#### Exercise prompt
Print every record word for word.

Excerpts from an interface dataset
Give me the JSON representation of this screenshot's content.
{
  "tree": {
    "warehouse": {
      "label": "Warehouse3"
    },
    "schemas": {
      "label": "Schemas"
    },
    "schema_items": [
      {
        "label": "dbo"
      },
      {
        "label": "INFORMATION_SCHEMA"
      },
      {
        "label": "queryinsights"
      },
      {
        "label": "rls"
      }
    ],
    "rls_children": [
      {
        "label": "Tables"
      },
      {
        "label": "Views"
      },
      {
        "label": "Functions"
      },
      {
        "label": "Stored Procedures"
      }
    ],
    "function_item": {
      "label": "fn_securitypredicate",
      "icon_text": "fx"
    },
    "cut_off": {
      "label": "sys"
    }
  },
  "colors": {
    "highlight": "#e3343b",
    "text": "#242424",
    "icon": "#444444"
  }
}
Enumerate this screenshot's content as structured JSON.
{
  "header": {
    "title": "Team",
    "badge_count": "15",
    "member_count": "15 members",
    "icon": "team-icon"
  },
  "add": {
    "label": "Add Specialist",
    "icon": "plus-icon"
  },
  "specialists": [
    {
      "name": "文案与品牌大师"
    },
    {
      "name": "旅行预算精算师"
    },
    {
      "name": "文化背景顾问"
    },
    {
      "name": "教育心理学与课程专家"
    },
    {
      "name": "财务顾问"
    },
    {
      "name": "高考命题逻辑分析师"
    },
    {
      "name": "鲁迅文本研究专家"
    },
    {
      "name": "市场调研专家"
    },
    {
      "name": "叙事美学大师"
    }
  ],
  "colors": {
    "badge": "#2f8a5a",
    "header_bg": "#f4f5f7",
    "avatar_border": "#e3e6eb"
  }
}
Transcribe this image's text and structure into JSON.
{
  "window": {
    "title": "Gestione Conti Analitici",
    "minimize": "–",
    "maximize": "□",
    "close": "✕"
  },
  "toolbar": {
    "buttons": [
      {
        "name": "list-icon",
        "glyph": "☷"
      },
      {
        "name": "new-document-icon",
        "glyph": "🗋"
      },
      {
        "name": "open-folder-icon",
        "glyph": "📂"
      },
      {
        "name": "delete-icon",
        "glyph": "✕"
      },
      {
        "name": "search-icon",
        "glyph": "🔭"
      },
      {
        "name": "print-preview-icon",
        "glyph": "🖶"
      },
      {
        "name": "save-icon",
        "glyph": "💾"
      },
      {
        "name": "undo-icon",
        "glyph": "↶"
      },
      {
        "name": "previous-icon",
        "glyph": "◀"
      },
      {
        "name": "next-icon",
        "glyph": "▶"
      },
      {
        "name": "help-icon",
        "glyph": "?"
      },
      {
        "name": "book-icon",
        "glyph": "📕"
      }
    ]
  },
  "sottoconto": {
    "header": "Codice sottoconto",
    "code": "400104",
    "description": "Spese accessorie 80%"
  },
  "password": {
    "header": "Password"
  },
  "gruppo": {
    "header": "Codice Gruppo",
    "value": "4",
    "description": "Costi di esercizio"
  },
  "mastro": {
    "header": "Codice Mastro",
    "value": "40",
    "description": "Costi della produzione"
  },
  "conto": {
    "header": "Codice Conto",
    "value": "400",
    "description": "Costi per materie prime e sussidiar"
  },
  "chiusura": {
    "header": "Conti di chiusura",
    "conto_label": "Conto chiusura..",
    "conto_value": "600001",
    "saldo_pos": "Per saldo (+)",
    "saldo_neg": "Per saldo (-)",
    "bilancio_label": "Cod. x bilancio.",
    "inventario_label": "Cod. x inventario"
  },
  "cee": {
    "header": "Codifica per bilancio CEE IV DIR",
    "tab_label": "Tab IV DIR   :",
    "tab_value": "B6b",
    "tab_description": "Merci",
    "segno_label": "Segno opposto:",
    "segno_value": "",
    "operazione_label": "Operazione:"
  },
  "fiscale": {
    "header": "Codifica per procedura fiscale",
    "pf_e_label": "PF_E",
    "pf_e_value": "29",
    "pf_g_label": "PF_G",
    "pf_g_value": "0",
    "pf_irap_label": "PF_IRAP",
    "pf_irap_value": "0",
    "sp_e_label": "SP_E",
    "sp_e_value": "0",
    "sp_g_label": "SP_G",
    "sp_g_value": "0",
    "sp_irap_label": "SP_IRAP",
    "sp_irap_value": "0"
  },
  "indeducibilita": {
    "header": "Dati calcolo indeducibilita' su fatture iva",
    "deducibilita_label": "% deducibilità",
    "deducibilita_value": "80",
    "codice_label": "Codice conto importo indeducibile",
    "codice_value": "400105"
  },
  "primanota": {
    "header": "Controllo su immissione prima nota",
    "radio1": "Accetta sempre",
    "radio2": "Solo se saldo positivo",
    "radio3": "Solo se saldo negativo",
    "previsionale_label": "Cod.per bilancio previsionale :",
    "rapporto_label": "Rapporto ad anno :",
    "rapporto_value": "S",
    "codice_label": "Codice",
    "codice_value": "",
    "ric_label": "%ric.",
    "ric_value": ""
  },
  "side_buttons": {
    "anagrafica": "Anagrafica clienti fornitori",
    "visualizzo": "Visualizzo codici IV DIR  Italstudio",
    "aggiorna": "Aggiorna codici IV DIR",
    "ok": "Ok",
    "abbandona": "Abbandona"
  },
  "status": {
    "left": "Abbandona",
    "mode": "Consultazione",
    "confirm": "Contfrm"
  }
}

#### Result
Give me the JSON representation of this screenshot's content.
{
  "tree": {
    "warehouse": {
      "label": "Warehouse3"
    },
    "schemas": {
      "label": "Schemas"
    },
    "schema_items": [
      {
        "label": "dbo"
      },
      {
        "label": "INFORMATION_SCHEMA"
      },
      {
        "label": "queryinsights"
      },
      {
        "label": "rls"
      }
    ],
    "rls_children": [
      {
        "label": "Tables"
      },
      {
        "label": "Views"
      },
      {
        "label": "Functions"
      },
      {
        "label": "Stored Procedures"
      }
    ],
    "function_item": {
      "label": "fn_securitypredicate",
      "icon_text": "fx"
    },
    "cut_off": {
      "label": "sys"
    }
  },
  "colors": {
    "highlight": "#e3343b",
    "text": "#242424",
    "icon": "#444444"
  }
}
Enumerate this screenshot's content as structured JSON.
{
  "header": {
    "title": "Team",
    "badge_count": "15",
    "member_count": "15 members",
    "icon": "team-icon"
  },
  "add": {
    "label": "Add Specialist",
    "icon": "plus-icon"
  },
  "specialists": [
    {
      "name": "文案与品牌大师"
    },
    {
      "name": "旅行预算精算师"
    },
    {
      "name": "文化背景顾问"
    },
    {
      "name": "教育心理学与课程专家"
    },
    {
      "name": "财务顾问"
    },
    {
      "name": "高考命题逻辑分析师"
    },
    {
      "name": "鲁迅文本研究专家"
    },
    {
      "name": "市场调研专家"
    },
    {
      "name": "叙事美学大师"
    }
  ],
  "colors": {
    "badge": "#2f8a5a",
    "header_bg": "#f4f5f7",
    "avatar_border": "#e3e6eb"
  }
}
Transcribe this image's text and structure into JSON.
{
  "window": {
    "title": "Gestione Conti Analitici",
    "minimize": "–",
    "maximize": "□",
    "close": "✕"
  },
  "toolbar": {
    "buttons": [
      {
        "name": "list-icon",
        "glyph": "☷"
      },
      {
        "name": "new-document-icon",
        "glyph": "🗋"
      },
      {
        "name": "open-folder-icon",
        "glyph": "📂"
      },
      {
        "name": "delete-icon",
        "glyph": "✕"
      },
      {
        "name": "search-icon",
        "glyph": "🔭"
      },
      {
        "name": "print-preview-icon",
        "glyph": "🖶"
      },
      {
        "name": "save-icon",
        "glyph": "💾"
      },
      {
        "name": "undo-icon",
        "glyph": "↶"
      },
      {
        "name": "previous-icon",
        "glyph": "◀"
      },
      {
        "name": "next-icon",
        "glyph": "▶"
      },
      {
        "name": "help-icon",
        "glyph": "?"
      },
      {
        "name": "book-icon",
        "glyph": "📕"
      }
    ]
  },
  "sottoconto": {
    "header": "Codice sottoconto",
    "code": "400104",
    "description": "Spese accessorie 80%"
  },
  "password": {
    "header": "Password"
  },
  "gruppo": {
    "header": "Codice Gruppo",
    "value": "4",
    "description": "Costi di esercizio"
  },
  "mastro": {
    "header": "Codice Mastro",
    "value": "40",
    "description": "Costi della produzione"
  },
  "conto": {
    "header": "Codice Conto",
    "value": "400",
    "description": "Costi per materie prime e sussidiar"
  },
  "chiusura": {
    "header": "Conti di chiusura",
    "conto_label": "Conto chiusura..",
    "conto_value": "600001",
    "saldo_pos": "Per saldo (+)",
    "saldo_neg": "Per saldo (-)",
    "bilancio_label": "Cod. x bilancio.",
    "inventario_label": "Cod. x inventario"
  },
  "cee": {
    "header": "Codifica per bilancio CEE IV DIR",
    "tab_label": "Tab IV DIR   :",
    "tab_value": "B6b",
    "tab_description": "Merci",
    "segno_label": "Segno opposto:",
    "segno_value": "",
    "operazione_label": "Operazione:"
  },
  "fiscale": {
    "header": "Codifica per procedura fiscale",
    "pf_e_label": "PF_E",
    "pf_e_value": "29",
    "pf_g_label": "PF_G",
    "pf_g_value": "0",
    "pf_irap_label": "PF_IRAP",
    "pf_irap_value": "0",
    "sp_e_label": "SP_E",
    "sp_e_value": "0",
    "sp_g_label": "SP_G",
    "sp_g_value": "0",
    "sp_irap_label": "SP_IRAP",
    "sp_irap_value": "0"
  },
  "indeducibilita": {
    "header": "Dati calcolo indeducibilita' su fatture iva",
    "deducibilita_label": "% deducibilità",
    "deducibilita_value": "80",
    "codice_label": "Codice conto importo indeducibile",
    "codice_value": "400105"
  },
  "primanota": {
    "header": "Controllo su immissione prima nota",
    "radio1": "Accetta sempre",
    "radio2": "Solo se saldo positivo",
    "radio3": "Solo se saldo negativo",
    "previsionale_label": "Cod.per bilancio previsionale :",
    "rapporto_label": "Rapporto ad anno :",
    "rapporto_value": "S",
    "codice_label": "Codice",
    "codice_value": "",
    "ric_label": "%ric.",
    "ric_value": ""
  },
  "side_buttons": {
    "anagrafica": "Anagrafica clienti fornitori",
    "visualizzo": "Visualizzo codici IV DIR  Italstudio",
    "aggiorna": "Aggiorna codici IV DIR",
    "ok": "Ok",
    "abbandona": "Abbandona"
  },
  "status": {
    "left": "Abbandona",
    "mode": "Consultazione",
    "confirm": "Contfrm"
  }
}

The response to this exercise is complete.